The Juilliard Jazz Artist Diploma Ensemble performed with Juilliard Jazz Director Wynton Marsalis at Juilliard’s Convocation Ceremony on September 3, 2014 in Juilliard’s Peter Jay Sharp Theater (Photo by Nan Melville)
NEW YORK –– Juilliard Jazz presents Meditations on Integration: Two Masters of Time and of Times, Charles Mingus and Dave Brubeck featuring the Juilliard Jazz Artist Diploma Ensemble, the most advanced Juilliard Jazz musicians, on Tuesday, September 30, 2014 at 8 PM in Paul Hall at Juilliard (155 West 65th Street). Free tickets will be available beginning September 22 online at events.juilliard.edu. The concert opens the 2014-15 season of Juilliard Jazz with new director, Wynton Marsalis, at the helm.
Members of the Juilliard Jazz Artist Diploma Ensemble are: Lukas Gabric, saxophone; Gregg Duncan, guitar; Reuben Allen, piano; Paolo Benedettini, bass; and Jordan Young, drums.
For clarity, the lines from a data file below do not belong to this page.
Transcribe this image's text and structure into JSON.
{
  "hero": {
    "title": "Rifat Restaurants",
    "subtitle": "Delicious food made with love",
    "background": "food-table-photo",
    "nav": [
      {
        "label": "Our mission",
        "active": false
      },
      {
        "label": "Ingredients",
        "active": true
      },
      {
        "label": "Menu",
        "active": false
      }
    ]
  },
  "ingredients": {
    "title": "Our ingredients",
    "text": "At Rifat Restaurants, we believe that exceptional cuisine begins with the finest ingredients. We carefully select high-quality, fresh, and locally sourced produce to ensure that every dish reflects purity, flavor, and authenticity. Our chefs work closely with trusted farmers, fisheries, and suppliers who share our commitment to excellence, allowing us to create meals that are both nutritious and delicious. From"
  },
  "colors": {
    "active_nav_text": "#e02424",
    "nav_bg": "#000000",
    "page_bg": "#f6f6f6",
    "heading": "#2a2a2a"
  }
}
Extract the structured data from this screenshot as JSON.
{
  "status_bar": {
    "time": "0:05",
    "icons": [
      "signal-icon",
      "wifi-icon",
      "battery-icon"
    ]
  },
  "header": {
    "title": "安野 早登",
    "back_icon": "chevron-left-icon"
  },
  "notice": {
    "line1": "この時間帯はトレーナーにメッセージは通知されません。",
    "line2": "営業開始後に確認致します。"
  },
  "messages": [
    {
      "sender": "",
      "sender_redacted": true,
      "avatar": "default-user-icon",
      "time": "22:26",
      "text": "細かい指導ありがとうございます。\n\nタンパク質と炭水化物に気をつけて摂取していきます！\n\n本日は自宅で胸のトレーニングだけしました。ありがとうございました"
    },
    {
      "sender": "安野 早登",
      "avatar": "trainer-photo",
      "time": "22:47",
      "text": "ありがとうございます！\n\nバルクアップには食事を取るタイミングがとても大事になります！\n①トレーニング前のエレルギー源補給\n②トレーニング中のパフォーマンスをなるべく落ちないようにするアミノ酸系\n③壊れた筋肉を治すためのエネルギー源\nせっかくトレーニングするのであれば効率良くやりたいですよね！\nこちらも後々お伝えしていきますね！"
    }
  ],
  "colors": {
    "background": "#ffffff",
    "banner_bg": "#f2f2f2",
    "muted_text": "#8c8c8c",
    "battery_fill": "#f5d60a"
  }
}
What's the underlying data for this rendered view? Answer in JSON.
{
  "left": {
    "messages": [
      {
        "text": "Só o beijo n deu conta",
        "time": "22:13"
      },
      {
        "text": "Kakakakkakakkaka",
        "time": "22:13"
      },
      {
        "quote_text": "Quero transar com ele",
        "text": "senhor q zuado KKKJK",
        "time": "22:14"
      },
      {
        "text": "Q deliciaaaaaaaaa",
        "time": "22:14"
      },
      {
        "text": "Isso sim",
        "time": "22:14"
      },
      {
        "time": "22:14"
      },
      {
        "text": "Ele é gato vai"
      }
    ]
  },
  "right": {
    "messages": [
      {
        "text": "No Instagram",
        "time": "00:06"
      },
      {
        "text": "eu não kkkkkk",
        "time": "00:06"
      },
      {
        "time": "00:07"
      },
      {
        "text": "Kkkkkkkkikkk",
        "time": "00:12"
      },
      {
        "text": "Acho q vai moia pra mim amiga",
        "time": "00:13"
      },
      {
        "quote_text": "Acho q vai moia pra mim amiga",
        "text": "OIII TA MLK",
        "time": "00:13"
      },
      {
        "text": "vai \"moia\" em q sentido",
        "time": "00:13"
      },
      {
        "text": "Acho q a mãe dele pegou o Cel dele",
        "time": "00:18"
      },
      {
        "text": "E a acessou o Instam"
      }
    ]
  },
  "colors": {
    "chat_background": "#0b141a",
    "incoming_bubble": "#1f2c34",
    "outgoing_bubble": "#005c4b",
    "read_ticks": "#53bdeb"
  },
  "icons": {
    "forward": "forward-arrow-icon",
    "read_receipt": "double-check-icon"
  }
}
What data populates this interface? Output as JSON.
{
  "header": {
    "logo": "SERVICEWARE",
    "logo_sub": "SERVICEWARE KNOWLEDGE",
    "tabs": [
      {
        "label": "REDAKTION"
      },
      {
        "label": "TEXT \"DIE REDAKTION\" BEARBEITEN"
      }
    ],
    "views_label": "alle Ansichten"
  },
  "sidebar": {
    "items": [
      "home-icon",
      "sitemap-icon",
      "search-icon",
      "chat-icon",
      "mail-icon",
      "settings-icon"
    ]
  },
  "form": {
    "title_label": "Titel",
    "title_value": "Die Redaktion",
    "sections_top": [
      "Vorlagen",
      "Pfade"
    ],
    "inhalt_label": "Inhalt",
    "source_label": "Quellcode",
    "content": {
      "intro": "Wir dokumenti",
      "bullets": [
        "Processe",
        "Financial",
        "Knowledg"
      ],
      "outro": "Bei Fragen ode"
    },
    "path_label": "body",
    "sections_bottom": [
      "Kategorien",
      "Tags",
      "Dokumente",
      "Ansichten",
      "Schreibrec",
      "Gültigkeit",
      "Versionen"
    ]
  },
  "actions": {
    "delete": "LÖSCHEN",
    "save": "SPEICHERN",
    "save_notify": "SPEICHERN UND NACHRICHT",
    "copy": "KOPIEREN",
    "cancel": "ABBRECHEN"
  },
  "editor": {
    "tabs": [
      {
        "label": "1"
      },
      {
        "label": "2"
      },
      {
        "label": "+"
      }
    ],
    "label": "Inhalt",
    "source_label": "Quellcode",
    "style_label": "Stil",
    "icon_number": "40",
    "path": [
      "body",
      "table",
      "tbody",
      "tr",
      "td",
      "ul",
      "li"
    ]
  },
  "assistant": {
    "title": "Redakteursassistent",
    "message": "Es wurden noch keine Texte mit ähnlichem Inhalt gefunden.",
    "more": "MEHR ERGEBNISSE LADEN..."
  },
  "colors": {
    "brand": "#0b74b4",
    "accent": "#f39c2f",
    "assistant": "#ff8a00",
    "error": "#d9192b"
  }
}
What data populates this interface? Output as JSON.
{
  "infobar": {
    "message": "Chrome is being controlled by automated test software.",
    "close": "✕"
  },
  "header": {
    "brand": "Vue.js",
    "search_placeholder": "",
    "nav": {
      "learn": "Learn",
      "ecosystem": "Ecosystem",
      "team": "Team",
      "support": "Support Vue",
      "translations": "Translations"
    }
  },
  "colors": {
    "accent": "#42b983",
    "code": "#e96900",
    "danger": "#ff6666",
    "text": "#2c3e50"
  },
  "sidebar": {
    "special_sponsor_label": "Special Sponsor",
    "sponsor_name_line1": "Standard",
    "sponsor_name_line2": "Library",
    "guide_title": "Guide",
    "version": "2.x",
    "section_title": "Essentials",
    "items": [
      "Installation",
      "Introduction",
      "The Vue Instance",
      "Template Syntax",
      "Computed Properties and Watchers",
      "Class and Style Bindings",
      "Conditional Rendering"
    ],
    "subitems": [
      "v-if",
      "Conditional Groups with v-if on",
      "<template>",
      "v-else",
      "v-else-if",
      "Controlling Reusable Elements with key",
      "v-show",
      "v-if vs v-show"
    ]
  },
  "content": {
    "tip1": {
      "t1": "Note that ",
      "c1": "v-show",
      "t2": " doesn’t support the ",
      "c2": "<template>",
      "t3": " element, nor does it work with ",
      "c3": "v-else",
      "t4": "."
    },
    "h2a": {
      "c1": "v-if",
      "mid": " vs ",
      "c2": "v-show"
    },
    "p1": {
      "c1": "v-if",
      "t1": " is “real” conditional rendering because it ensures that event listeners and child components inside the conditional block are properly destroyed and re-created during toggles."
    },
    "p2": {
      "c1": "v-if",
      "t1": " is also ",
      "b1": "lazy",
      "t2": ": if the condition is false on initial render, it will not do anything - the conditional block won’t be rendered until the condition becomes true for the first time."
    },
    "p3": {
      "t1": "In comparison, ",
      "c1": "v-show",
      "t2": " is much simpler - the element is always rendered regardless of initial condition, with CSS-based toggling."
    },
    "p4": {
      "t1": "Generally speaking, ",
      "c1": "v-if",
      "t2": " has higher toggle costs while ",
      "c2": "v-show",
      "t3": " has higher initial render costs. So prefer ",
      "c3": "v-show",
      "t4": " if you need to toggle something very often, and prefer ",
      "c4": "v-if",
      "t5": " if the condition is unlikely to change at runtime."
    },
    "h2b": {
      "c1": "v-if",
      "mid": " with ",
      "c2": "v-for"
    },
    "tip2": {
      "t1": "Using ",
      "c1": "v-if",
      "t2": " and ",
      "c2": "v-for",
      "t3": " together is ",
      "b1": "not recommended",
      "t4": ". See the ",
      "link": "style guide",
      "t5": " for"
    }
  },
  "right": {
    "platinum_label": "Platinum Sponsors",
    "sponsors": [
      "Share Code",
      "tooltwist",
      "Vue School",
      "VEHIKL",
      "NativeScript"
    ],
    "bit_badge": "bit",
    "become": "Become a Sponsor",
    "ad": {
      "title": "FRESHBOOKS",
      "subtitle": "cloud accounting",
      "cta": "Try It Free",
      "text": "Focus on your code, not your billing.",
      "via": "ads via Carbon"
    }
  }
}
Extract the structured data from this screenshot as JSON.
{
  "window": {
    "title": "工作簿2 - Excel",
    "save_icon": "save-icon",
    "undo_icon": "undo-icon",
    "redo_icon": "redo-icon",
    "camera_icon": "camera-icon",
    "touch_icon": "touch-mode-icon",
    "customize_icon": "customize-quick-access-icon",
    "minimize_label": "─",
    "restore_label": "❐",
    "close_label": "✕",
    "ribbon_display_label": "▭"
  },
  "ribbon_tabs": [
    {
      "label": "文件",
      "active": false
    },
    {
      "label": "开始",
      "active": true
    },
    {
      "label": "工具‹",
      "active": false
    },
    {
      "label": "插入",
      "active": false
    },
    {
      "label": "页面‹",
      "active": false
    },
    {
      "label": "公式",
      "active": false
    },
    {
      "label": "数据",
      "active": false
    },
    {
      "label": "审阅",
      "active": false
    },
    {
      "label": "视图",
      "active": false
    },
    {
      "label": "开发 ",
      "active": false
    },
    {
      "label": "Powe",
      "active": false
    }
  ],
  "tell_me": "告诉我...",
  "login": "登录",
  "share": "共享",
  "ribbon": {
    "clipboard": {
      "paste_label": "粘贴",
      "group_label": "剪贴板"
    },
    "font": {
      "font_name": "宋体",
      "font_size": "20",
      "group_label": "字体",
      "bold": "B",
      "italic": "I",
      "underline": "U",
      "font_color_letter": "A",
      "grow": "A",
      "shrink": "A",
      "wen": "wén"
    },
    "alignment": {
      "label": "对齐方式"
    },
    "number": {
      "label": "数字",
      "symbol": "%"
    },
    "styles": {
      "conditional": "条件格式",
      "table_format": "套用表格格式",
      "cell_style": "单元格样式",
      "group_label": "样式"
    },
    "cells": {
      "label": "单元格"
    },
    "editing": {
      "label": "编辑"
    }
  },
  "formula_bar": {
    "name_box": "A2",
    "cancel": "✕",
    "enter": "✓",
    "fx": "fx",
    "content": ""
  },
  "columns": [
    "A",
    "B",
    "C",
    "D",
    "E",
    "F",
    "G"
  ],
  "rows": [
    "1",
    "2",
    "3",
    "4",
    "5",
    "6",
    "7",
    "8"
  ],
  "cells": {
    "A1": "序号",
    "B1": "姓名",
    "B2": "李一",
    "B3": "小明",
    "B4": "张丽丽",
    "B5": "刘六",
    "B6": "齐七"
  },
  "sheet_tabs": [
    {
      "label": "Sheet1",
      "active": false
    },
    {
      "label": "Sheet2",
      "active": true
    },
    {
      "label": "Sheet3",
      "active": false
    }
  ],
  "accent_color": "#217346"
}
Saxophonist Charles McPherson is guest coach working with the ensemble.
The Artist Diploma Ensemble will perform Charles Mingus compositions (Meditation on Integration, Portrait in Three Colors, Fables of Faubus, Ecclusiastics, and Orange Was the Color of Her Dress, Then Blue Silk) and Dave Brubeck compositions (Unsquare Dance, Fast Life, Strange Meadowlark,We Will All Remember Paul,Blue Rondo à la Turk,Maori Blues, and The Duke).
Bassist Charles Mingus was among one of pianist Dave Brubeck’s champions. Mingus and Brubeck had known each other since the late 1940s in San Francisco when Mingus, a native of Los Angeles, happened to be performing in the Bay Area. The two began a long friendship. Aaron Flagg, Acting Chair and Associate Director of Juilliard Jazz, remarked: “As close friends, these two creative artists often discussed and wrote music about the unrealized promise of democracy in the United States. As we Americans celebrate the 50th anniversary of the Civil Rights Act of 1964, this program brings these friends together again so our students can explore their music and message from a contemporary standpoint.”
Guest coach, Saxophonist Charles McPherson, has toured the United States, Europe, Japan, Africa, and South America with his own group, as well as with jazz greats Billy Eckstine, Lionel Hampton,Nat Adderly, Jay McShann, and others. Mr. McPherson has recorded as guest artist with Charles Mingus, Barry Harris, Art Farmer, Kenny Drew, Toshiko Akiyoshi, and the Jazz at Lincoln Center Orchestra with Wynton Marsalis.
The next concert in the Juilliard Jazz season takes place on Tuesday, October 14, 2014 at 8 PM in Juilliard’s Peter Jay Sharp Theater and features the Juilliard Jazz Orchestra in Blues, Ballads, and Train Whistles.Bill Dobbins, professor of jazz studies and contemporary media at the Eastman School of Music and conductor of the Eastman Jazz Ensemble and Eastman Studio Orchestra, is guest conductor.
The film hasn’t been seen much since, except by generations of graffiti fans and writers who watched it on VHS tapes. Now it’s being re-released on the big screen, with a showing Friday at the Brooklyn Academy of Music. It will hit screens around the country this fall.
Stations of the Elevated is not a documentary in the usual sense. It’s only 45 minutes long; there’s no narrative and hardly any dialogue. The camera follows subway cars painted from top to bottom with vibrant graffiti compositions over a soundtrack of jazz by Charles Mingus.